The Carib-indians called St.Vincent
Hairoun (“Land of the Blessed”). The local beer carries the same name
and tastes wonderful, especially as it is served icy-cold. This is
standard practice in the Caribbean and you will never get a glass with
it because this would allow the beer to warm up.
We wanted to anchor off Kingstown, because JW really wanted to shop in a
supermarket and according to our pilot guide there was an anchoring spot
with a small beach. Yes it WAS there, as our pilots originates from 1996
when the anchorspot was not yet sacrificed to masstourism personalised
by a gigantic cruiseships terminal. Dropping our anchor next to the
slums was also not a very good option, so we hoisted the sails again and
sailed along the leeward coast
to Wallilabou Bay. A cute little bay surrounded by impressing
rockformations. The bay is extremely deep (when we were already in it,
our depthmeter still gave no reading, thus depth was more than 100m) and
the shore is very steep. Anchoring isn't really good possible. The bay's
restaurant has (very smart) laid out 7 moorings, free if you dine at the
restaurant. Boatboys – some less than the other anticipating clients
are waiting in their rowing boats to tie your bow to a mooring and a
stern rope ashore to a tree. Of course they also sell ice, bread, fruit,
lobster, jewelry and island tours.
Obviously our pilot guide also didn't mention that Wallilabou Bay was

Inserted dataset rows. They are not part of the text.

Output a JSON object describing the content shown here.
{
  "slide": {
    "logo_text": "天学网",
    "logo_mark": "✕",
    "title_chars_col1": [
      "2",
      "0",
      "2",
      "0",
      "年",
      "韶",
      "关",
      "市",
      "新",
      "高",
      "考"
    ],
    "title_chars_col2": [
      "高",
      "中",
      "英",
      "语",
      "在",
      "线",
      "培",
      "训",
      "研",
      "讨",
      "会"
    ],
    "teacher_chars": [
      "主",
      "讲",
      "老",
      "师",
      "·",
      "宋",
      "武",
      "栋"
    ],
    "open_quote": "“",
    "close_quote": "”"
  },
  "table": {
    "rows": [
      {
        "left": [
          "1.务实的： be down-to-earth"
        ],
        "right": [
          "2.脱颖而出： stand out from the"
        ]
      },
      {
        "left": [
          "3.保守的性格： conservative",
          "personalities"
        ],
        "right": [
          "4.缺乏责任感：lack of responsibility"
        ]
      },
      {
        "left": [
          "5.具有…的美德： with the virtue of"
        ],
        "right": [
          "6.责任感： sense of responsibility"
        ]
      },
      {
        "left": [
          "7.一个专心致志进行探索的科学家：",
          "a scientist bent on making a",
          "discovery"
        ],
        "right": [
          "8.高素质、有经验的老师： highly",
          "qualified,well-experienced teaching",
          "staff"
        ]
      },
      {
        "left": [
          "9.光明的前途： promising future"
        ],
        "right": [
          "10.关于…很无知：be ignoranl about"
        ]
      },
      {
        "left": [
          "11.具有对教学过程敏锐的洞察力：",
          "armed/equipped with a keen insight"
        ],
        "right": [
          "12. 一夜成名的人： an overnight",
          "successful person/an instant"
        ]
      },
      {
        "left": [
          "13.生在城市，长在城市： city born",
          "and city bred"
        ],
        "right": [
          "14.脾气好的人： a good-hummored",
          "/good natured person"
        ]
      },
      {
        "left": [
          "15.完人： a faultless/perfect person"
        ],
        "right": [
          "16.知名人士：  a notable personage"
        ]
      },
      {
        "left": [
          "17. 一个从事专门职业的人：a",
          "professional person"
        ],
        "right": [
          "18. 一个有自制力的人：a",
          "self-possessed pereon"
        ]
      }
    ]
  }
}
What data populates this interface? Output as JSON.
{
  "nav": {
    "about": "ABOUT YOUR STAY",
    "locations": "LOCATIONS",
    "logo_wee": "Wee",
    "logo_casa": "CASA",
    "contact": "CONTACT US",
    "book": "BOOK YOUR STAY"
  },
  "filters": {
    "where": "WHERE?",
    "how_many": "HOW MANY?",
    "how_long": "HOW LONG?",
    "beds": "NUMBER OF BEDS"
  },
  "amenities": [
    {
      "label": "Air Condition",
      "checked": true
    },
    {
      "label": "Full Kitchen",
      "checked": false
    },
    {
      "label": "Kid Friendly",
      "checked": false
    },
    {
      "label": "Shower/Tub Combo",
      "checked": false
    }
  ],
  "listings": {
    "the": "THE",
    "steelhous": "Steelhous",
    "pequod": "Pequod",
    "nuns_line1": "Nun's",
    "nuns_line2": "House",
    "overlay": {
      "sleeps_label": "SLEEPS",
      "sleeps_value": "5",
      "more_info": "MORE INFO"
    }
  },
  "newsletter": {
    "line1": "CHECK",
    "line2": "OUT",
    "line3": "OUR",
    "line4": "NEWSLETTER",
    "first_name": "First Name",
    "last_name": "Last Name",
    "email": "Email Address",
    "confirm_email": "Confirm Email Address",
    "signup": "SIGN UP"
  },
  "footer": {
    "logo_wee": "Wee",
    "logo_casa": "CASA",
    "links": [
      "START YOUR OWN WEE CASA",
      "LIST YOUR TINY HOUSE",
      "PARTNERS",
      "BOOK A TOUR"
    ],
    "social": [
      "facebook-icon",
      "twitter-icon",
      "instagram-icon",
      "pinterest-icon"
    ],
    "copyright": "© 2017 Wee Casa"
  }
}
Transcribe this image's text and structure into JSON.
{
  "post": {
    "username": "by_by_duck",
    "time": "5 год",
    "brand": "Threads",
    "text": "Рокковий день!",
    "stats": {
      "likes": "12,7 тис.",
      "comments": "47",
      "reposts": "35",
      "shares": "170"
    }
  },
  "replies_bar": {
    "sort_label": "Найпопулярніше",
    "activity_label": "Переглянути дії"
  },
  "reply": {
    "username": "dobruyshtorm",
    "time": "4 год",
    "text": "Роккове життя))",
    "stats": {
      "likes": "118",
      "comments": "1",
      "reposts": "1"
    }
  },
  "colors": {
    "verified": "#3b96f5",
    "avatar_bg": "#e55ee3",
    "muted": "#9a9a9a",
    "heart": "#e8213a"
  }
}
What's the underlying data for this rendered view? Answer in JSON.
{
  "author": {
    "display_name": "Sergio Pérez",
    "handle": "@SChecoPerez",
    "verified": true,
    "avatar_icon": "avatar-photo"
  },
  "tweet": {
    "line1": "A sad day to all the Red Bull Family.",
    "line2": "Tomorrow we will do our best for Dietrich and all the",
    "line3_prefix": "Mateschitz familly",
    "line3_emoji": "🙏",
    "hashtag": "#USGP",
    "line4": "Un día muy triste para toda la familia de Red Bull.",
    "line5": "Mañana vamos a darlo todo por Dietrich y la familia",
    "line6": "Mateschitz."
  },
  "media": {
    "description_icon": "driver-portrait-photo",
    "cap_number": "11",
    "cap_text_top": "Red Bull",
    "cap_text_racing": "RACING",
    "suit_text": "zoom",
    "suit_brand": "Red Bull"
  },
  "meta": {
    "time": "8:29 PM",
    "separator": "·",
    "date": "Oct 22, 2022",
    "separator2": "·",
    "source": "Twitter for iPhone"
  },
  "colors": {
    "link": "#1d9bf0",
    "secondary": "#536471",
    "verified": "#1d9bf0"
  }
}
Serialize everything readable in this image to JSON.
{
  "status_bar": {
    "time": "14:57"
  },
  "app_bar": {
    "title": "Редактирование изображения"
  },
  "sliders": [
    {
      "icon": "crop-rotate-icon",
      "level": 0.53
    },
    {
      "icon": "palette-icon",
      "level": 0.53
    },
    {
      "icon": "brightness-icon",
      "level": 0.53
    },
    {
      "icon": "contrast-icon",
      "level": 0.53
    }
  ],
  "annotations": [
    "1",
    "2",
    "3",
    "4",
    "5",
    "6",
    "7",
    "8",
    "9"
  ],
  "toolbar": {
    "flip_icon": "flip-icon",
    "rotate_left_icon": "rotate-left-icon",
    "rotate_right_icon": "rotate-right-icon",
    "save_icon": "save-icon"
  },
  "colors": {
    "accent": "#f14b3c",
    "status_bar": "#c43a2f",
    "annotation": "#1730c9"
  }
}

the filmset for “Pirates of the Caribbean 2”. The restaurant is real,
but the other old “houses” are part of the decor and are façades only.
We wanted to make a tour around the island
but this would cost about 100 euro's, which is outrageous. Also because
a tour to the vulcano was not to be included as there is no road. You
can take a hike but the hiking takes about 3 to 5 hours and we are not
very much into hiking. There is only one road on St.Vincent and this one
leads along the coast from west to east, the north is not accessible. As
cruiseship passengers give taxidrivers the idea that the stars are the
limit, we decided to make the tour off our own bat; i.e. by ordinary bus
and this was a great success! First to Kingstown. This 14-passengers bus
with maniac driver turned out to be very elastical for we counted 23 passengers.
St.Vincent is extremely rugged
and steep and the roads are all of the hairpin-type. They are so steep
that you have to ride with a breakneck-speed and every moment you can
run into an oncoming car. The horn is used frequently but with these
speeds it will always be too late. In the bends the buses are heeling
dangerously, especially when they carry too many passengers. We heard a
story about a bus falling over... Anyway, as a passenger you have to
face the road with total contempt. But we arrived unharmed in Kingstown.
After a stroll through the town and lunch we wanted to take a look at
the petroglyphs that are mentioned in nearly every touristical brochure.
These are rock carvings, made hundreds of years ago by the Arawak-indians,
the original inhabitants. But not anybody we asked (location) knew what
we meant. So we skipped the plan and took a busride
along the windward coast.
The surf distincts this coast clearly from the leeward coast where we
are with Miep. Charles the driver really liked us and drove a little bit
further to show us some nice spots. Then the bus was transformed into a
schoolbus and we picked up kids from school.
For only 20 euro's including meals and drinks for ourselves and Charles
and the conductor, we had a great afternoon.
St.Vincent appears to be a lot poorer than we expected. We already
noticed this in Barrouallie (pronounce: Borelly), the next village where
men are sitting lazy in the shadow of the almond trees and drinking
beers, and also in Kingstown it was striking. And in the meantime the
women hustle to bring some cash about the house.
If you want to explore something on St.Vincent, you have to prepared because
all bus drivers (except Charles) drive like maniacs. During the ride they
hang out of their window, one ear glued to their cellphone, or yelling to
everybody on the street. The buses carry names such as
“Redemption” and “Advertised”, but JW's thought that something like
“Bonecrusher” and “Instant Death” would be more appropriate.
We risked our lives once more and visited the Botanical Gardens, established in 1765
and the oldest botanical garden in the western hemisphere. Beautiful and well
maintained and we came by many plants and trees we knew, for instance a
giant version of the “spider plant”
that sits on our aft deck; but also new ones such as the blue water lily.
The most extraordinary was the Cannonball Tree, a giant with tiny little
branches coming out of the trunk, and on these grow the most beautiful
The buds look like balls, hence the name.
Time to go on to St.Lucia. Clearing is extremely bothersome over here. There
is a Customs office in Wallilabou Bay but it is only open from
1600 to 1800. This means that they always charge overtime fee! And
furthermore you still have to check uit with Immigrations in... Barrouallie,
the next village and this is a stiff walk. You can also clear in
Kingstown, but here Customs and Immigration are separated as well and the
Immigrations-officers have never heard of efficiency, so there are long